(Collected data)
···

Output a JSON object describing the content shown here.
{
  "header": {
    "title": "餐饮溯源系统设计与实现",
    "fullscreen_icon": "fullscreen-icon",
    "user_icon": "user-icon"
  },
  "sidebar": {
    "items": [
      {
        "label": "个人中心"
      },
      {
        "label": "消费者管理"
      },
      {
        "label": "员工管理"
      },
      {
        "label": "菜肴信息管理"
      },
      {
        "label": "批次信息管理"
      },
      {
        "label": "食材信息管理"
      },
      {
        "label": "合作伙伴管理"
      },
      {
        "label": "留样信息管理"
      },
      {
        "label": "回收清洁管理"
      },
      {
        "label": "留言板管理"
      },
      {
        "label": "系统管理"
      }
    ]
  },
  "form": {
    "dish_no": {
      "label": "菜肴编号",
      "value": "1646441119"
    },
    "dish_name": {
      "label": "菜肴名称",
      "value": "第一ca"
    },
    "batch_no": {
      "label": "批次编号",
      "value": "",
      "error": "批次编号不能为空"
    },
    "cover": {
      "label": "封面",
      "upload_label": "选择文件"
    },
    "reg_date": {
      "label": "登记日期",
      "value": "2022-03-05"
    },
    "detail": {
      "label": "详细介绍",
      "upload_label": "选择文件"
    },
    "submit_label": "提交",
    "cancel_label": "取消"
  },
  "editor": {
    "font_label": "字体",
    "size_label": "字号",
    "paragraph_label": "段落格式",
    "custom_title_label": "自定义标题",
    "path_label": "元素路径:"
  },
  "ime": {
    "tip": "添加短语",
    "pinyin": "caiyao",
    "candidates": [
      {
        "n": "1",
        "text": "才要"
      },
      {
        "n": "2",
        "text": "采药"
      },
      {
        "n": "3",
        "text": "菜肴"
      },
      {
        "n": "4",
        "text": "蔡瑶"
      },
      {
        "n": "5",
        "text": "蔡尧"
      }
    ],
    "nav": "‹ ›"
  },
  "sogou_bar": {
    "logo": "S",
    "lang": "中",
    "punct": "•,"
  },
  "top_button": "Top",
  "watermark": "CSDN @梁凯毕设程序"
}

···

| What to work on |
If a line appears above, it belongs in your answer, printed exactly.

| Result |
Output a JSON object describing the content shown here.
{
  "header": {
    "title": "餐饮溯源系统设计与实现",
    "fullscreen_icon": "fullscreen-icon",
    "user_icon": "user-icon"
  },
  "sidebar": {
    "items": [
      {
        "label": "个人中心"
      },
      {
        "label": "消费者管理"
      },
      {
        "label": "员工管理"
      },
      {
        "label": "菜肴信息管理"
      },
      {
        "label": "批次信息管理"
      },
      {
        "label": "食材信息管理"
      },
      {
        "label": "合作伙伴管理"
      },
      {
        "label": "留样信息管理"
      },
      {
        "label": "回收清洁管理"
      },
      {
        "label": "留言板管理"
      },
      {
        "label": "系统管理"
      }
    ]
  },
  "form": {
    "dish_no": {
      "label": "菜肴编号",
      "value": "1646441119"
    },
    "dish_name": {
      "label": "菜肴名称",
      "value": "第一ca"
    },
    "batch_no": {
      "label": "批次编号",
      "value": "",
      "error": "批次编号不能为空"
    },
    "cover": {
      "label": "封面",
      "upload_label": "选择文件"
    },
    "reg_date": {
      "label": "登记日期",
      "value": "2022-03-05"
    },
    "detail": {
      "label": "详细介绍",
      "upload_label": "选择文件"
    },
    "submit_label": "提交",
    "cancel_label": "取消"
  },
  "editor": {
    "font_label": "字体",
    "size_label": "字号",
    "paragraph_label": "段落格式",
    "custom_title_label": "自定义标题",
    "path_label": "元素路径:"
  },
  "ime": {
    "tip": "添加短语",
    "pinyin": "caiyao",
    "candidates": [
      {
        "n": "1",
        "text": "才要"
      },
      {
        "n": "2",
        "text": "采药"
      },
      {
        "n": "3",
        "text": "菜肴"
      },
      {
        "n": "4",
        "text": "蔡瑶"
      },
      {
        "n": "5",
        "text": "蔡尧"
      }
    ],
    "nav": "‹ ›"
  },
  "sogou_bar": {
    "logo": "S",
    "lang": "中",
    "punct": "•,"
  },
  "top_button": "Top",
  "watermark": "CSDN @梁凯毕设程序"
}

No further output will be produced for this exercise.